▶ **PROBLEM REQUIREMENTS**
Only lines holding "true" are wanted; copy each of them from the records below.

▶ **DATA PROVIDED**
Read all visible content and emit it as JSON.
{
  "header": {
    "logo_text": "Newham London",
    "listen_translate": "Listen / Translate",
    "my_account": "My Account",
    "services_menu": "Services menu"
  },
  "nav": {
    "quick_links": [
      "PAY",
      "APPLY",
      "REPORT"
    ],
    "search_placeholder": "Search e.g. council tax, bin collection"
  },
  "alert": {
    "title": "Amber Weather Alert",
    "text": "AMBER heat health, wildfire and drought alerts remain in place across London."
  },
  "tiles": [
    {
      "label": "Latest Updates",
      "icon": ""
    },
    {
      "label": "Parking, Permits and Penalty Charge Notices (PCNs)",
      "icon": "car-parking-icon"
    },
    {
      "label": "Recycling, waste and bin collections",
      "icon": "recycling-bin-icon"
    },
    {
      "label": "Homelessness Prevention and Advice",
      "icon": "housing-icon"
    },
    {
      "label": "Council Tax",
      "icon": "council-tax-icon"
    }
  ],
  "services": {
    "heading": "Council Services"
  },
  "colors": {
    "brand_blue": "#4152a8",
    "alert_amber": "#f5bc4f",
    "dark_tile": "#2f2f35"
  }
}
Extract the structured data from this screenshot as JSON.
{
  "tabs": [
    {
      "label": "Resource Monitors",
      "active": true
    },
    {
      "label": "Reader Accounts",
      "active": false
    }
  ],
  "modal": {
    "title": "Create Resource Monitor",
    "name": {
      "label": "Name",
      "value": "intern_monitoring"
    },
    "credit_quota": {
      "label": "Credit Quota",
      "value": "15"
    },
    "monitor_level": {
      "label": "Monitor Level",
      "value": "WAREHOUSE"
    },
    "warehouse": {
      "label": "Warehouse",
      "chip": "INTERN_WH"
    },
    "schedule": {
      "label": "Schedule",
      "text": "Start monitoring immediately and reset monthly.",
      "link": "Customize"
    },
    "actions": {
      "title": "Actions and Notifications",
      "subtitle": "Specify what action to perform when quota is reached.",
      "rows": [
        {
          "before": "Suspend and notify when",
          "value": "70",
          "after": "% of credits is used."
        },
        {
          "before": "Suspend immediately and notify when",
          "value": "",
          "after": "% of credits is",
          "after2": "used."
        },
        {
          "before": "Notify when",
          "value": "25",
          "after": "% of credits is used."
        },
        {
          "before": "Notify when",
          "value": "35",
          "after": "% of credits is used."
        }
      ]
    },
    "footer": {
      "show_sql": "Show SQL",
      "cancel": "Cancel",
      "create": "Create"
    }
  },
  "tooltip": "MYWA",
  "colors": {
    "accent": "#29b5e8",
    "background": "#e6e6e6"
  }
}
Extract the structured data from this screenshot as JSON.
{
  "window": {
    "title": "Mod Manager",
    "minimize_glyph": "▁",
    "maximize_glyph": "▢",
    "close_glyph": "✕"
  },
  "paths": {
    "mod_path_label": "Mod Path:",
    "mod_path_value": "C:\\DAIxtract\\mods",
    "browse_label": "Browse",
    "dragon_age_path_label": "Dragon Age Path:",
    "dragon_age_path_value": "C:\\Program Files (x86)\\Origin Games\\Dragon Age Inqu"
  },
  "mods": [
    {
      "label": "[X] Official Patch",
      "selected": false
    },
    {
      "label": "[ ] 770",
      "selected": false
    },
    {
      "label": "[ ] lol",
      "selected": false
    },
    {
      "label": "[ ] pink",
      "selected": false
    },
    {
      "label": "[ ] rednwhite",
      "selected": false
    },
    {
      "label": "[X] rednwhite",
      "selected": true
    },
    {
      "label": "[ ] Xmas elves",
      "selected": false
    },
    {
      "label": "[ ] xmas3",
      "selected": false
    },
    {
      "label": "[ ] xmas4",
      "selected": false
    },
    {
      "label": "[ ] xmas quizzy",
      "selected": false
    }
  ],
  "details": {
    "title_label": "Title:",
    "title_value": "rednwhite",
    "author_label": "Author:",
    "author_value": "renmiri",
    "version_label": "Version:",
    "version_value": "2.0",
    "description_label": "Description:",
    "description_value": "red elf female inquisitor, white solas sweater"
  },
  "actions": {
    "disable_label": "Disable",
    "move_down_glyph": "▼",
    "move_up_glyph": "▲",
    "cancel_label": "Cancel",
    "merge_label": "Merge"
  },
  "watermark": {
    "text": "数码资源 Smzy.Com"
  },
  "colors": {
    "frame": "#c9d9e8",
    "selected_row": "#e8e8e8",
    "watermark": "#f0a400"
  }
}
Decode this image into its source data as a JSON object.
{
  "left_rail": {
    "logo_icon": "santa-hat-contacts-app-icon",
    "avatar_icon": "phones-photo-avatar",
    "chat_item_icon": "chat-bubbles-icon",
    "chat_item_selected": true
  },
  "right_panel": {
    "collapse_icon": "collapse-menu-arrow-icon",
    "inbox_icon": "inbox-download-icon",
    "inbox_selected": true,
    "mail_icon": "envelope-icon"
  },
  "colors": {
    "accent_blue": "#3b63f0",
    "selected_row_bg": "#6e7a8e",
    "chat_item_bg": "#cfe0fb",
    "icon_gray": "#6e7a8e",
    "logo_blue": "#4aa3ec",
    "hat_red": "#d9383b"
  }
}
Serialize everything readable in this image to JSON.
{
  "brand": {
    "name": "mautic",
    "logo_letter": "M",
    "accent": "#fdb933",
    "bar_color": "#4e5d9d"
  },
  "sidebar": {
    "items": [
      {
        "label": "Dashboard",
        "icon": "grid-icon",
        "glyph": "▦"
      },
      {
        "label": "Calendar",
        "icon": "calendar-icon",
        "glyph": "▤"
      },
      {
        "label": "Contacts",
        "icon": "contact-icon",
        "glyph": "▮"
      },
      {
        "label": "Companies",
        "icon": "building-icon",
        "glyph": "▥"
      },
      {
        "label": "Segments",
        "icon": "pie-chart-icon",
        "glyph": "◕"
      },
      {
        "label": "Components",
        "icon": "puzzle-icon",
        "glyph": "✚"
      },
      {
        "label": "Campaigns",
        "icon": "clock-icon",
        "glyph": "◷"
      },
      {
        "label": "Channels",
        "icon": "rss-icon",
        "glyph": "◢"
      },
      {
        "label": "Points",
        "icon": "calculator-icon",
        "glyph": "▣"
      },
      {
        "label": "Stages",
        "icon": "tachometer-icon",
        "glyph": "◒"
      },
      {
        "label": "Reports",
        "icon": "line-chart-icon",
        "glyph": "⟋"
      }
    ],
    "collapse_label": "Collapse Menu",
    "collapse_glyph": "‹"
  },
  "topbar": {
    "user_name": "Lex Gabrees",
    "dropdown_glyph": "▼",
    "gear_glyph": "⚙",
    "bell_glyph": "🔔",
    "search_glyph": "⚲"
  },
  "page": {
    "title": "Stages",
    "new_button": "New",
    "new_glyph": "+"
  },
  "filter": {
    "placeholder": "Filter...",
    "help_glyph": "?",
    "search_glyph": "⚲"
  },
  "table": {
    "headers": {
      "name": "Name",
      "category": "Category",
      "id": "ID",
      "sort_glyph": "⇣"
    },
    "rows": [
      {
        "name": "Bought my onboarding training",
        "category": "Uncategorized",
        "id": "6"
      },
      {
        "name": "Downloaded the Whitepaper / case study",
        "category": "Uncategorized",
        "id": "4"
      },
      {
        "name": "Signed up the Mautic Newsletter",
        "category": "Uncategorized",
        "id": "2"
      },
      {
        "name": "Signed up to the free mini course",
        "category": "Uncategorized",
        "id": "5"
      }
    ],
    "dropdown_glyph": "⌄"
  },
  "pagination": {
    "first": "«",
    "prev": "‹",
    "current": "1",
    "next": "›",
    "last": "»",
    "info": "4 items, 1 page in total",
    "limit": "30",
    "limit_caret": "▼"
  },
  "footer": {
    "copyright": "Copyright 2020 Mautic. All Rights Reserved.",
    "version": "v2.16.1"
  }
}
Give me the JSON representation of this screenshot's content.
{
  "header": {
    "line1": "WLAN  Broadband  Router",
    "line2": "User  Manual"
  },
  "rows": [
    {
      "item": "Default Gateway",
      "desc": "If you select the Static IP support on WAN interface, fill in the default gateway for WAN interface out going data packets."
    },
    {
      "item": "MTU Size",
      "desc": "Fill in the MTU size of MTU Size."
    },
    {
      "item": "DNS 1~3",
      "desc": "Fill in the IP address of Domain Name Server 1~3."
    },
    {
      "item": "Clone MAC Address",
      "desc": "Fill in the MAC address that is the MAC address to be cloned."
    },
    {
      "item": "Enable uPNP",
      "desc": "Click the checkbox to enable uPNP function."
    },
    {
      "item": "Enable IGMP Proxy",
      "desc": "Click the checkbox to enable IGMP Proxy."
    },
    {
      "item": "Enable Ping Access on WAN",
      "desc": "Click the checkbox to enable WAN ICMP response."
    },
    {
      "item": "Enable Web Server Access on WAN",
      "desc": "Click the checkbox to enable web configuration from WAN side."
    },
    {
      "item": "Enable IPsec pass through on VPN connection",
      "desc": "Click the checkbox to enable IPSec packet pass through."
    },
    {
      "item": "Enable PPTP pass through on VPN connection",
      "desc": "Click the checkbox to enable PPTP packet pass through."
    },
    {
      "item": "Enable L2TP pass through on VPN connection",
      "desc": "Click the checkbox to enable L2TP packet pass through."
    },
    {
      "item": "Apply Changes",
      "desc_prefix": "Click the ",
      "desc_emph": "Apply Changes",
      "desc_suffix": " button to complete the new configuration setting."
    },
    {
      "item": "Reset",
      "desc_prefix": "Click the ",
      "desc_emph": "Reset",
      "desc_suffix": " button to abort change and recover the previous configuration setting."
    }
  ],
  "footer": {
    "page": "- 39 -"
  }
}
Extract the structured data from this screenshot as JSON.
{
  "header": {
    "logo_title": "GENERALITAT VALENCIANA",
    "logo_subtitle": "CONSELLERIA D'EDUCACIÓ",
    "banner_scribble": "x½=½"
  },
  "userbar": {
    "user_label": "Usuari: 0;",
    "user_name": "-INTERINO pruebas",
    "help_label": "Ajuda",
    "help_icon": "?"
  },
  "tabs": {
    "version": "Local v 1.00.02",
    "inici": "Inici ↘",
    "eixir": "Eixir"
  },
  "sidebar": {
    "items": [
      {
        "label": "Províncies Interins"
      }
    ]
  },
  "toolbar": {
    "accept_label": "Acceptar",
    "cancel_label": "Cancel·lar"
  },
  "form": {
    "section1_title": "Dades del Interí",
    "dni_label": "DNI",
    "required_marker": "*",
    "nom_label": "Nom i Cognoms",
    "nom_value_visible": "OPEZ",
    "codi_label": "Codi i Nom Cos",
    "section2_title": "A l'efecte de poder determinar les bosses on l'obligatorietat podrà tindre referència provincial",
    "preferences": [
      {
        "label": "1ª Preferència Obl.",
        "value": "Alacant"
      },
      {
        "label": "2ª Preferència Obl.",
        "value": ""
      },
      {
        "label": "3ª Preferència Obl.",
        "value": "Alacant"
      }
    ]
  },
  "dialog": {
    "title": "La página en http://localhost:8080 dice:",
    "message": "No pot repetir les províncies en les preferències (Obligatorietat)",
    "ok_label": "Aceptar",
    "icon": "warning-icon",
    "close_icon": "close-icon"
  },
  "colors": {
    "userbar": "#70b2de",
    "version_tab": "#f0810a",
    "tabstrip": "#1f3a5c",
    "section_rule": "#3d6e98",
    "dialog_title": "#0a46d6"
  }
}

▶ **SOLUTION FOR THIS EXERCISE**
      "active": true
      "selected": true
    "chat_item_selected": true
    "inbox_selected": true,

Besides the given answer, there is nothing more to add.